Try it
Print every entry again exactly, with no pictures.
(Available records begins)
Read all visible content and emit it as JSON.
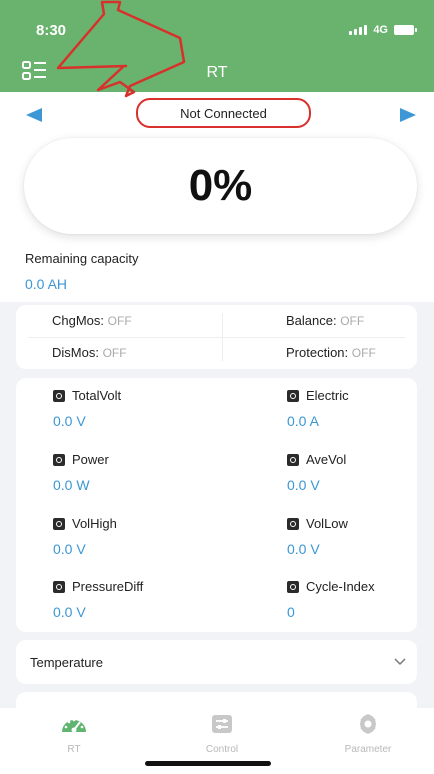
{
  "status_bar": {
    "time": "8:30",
    "network": "4G"
  },
  "header": {
    "title": "RT",
    "menu_icon": "list-menu-icon"
  },
  "connection": {
    "status": "Not Connected",
    "prev_icon": "arrow-left-icon",
    "next_icon": "arrow-right-icon"
  },
  "battery_display": {
    "percent": "0%"
  },
  "remaining": {
    "label": "Remaining capacity",
    "value": "0.0 AH"
  },
  "mos": {
    "chg": {
      "label": "ChgMos:",
      "value": "OFF"
    },
    "balance": {
      "label": "Balance:",
      "value": "OFF"
    },
    "dis": {
      "label": "DisMos:",
      "value": "OFF"
    },
    "protection": {
      "label": "Protection:",
      "value": "OFF"
    }
  },
  "metrics": {
    "total_volt": {
      "label": "TotalVolt",
      "value": "0.0 V"
    },
    "electric": {
      "label": "Electric",
      "value": "0.0 A"
    },
    "power": {
      "label": "Power",
      "value": "0.0 W"
    },
    "ave_vol": {
      "label": "AveVol",
      "value": "0.0 V"
    },
    "vol_high": {
      "label": "VolHigh",
      "value": "0.0 V"
    },
    "vol_low": {
      "label": "VolLow",
      "value": "0.0 V"
    },
    "pressure_diff": {
      "label": "PressureDiff",
      "value": "0.0 V"
    },
    "cycle_index": {
      "label": "Cycle-Index",
      "value": "0"
    }
  },
  "temperature": {
    "label": "Temperature"
  },
  "tabs": [
    {
      "label": "RT",
      "icon": "gauge-icon",
      "active": true
    },
    {
      "label": "Control",
      "icon": "sliders-icon",
      "active": false
    },
    {
      "label": "Parameter",
      "icon": "gear-icon",
      "active": false
    }
  ],
  "colors": {
    "header_green": "#6ab36e",
    "accent_blue": "#3c97d4",
    "annotation_red": "#d8302b",
    "tab_icon_green": "#5fb56f"
  }
}
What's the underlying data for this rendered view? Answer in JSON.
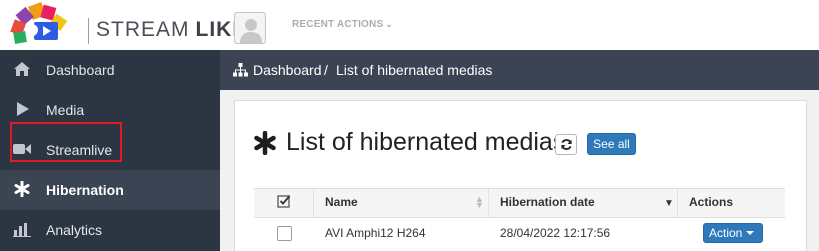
{
  "header": {
    "brand_light": "STREAM",
    "brand_bold": "LIKE",
    "recent_actions": "RECENT ACTIONS",
    "recent_icon": "chevron-down-icon"
  },
  "sidebar": {
    "items": [
      {
        "label": "Dashboard",
        "icon": "home-icon",
        "glyph": "⌂"
      },
      {
        "label": "Media",
        "icon": "play-icon",
        "glyph": "▶"
      },
      {
        "label": "Streamlive",
        "icon": "video-camera-icon",
        "glyph": "■"
      },
      {
        "label": "Hibernation",
        "icon": "asterisk-icon",
        "glyph": "✱",
        "active": true
      },
      {
        "label": "Analytics",
        "icon": "bar-chart-icon",
        "glyph": "▁"
      }
    ]
  },
  "breadcrumb": {
    "home": "Dashboard",
    "separator": "/",
    "current": "List of hibernated medias"
  },
  "panel": {
    "title": "List of hibernated medias",
    "see_all": "See all"
  },
  "table": {
    "headers": {
      "name": "Name",
      "hibernation_date": "Hibernation date",
      "actions": "Actions"
    },
    "rows": [
      {
        "name": "AVI Amphi12 H264",
        "hibernation_date": "28/04/2022 12:17:56",
        "action": "Action"
      }
    ]
  },
  "colors": {
    "sidebar_bg": "#2c3542",
    "breadcrumb_bg": "#3c4352",
    "primary_button": "#2e79b9",
    "highlight_box": "#e01b24"
  }
}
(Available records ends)
Response
Read all visible content and emit it as JSON.
{
  "status_bar": {
    "time": "8:30",
    "network": "4G"
  },
  "header": {
    "title": "RT",
    "menu_icon": "list-menu-icon"
  },
  "connection": {
    "status": "Not Connected",
    "prev_icon": "arrow-left-icon",
    "next_icon": "arrow-right-icon"
  },
  "battery_display": {
    "percent": "0%"
  },
  "remaining": {
    "label": "Remaining capacity",
    "value": "0.0 AH"
  },
  "mos": {
    "chg": {
      "label": "ChgMos:",
      "value": "OFF"
    },
    "balance": {
      "label": "Balance:",
      "value": "OFF"
    },
    "dis": {
      "label": "DisMos:",
      "value": "OFF"
    },
    "protection": {
      "label": "Protection:",
      "value": "OFF"
    }
  },
  "metrics": {
    "total_volt": {
      "label": "TotalVolt",
      "value": "0.0 V"
    },
    "electric": {
      "label": "Electric",
      "value": "0.0 A"
    },
    "power": {
      "label": "Power",
      "value": "0.0 W"
    },
    "ave_vol": {
      "label": "AveVol",
      "value": "0.0 V"
    },
    "vol_high": {
      "label": "VolHigh",
      "value": "0.0 V"
    },
    "vol_low": {
      "label": "VolLow",
      "value": "0.0 V"
    },
    "pressure_diff": {
      "label": "PressureDiff",
      "value": "0.0 V"
    },
    "cycle_index": {
      "label": "Cycle-Index",
      "value": "0"
    }
  },
  "temperature": {
    "label": "Temperature"
  },
  "tabs": [
    {
      "label": "RT",
      "icon": "gauge-icon",
      "active": true
    },
    {
      "label": "Control",
      "icon": "sliders-icon",
      "active": false
    },
    {
      "label": "Parameter",
      "icon": "gear-icon",
      "active": false
    }
  ],
  "colors": {
    "header_green": "#6ab36e",
    "accent_blue": "#3c97d4",
    "annotation_red": "#d8302b",
    "tab_icon_green": "#5fb56f"
  }
}
What's the underlying data for this rendered view? Answer in JSON.
{
  "header": {
    "brand_light": "STREAM",
    "brand_bold": "LIKE",
    "recent_actions": "RECENT ACTIONS",
    "recent_icon": "chevron-down-icon"
  },
  "sidebar": {
    "items": [
      {
        "label": "Dashboard",
        "icon": "home-icon",
        "glyph": "⌂"
      },
      {
        "label": "Media",
        "icon": "play-icon",
        "glyph": "▶"
      },
      {
        "label": "Streamlive",
        "icon": "video-camera-icon",
        "glyph": "■"
      },
      {
        "label": "Hibernation",
        "icon": "asterisk-icon",
        "glyph": "✱",
        "active": true
      },
      {
        "label": "Analytics",
        "icon": "bar-chart-icon",
        "glyph": "▁"
      }
    ]
  },
  "breadcrumb": {
    "home": "Dashboard",
    "separator": "/",
    "current": "List of hibernated medias"
  },
  "panel": {
    "title": "List of hibernated medias",
    "see_all": "See all"
  },
  "table": {
    "headers": {
      "name": "Name",
      "hibernation_date": "Hibernation date",
      "actions": "Actions"
    },
    "rows": [
      {
        "name": "AVI Amphi12 H264",
        "hibernation_date": "28/04/2022 12:17:56",
        "action": "Action"
      }
    ]
  },
  "colors": {
    "sidebar_bg": "#2c3542",
    "breadcrumb_bg": "#3c4352",
    "primary_button": "#2e79b9",
    "highlight_box": "#e01b24"
  }
}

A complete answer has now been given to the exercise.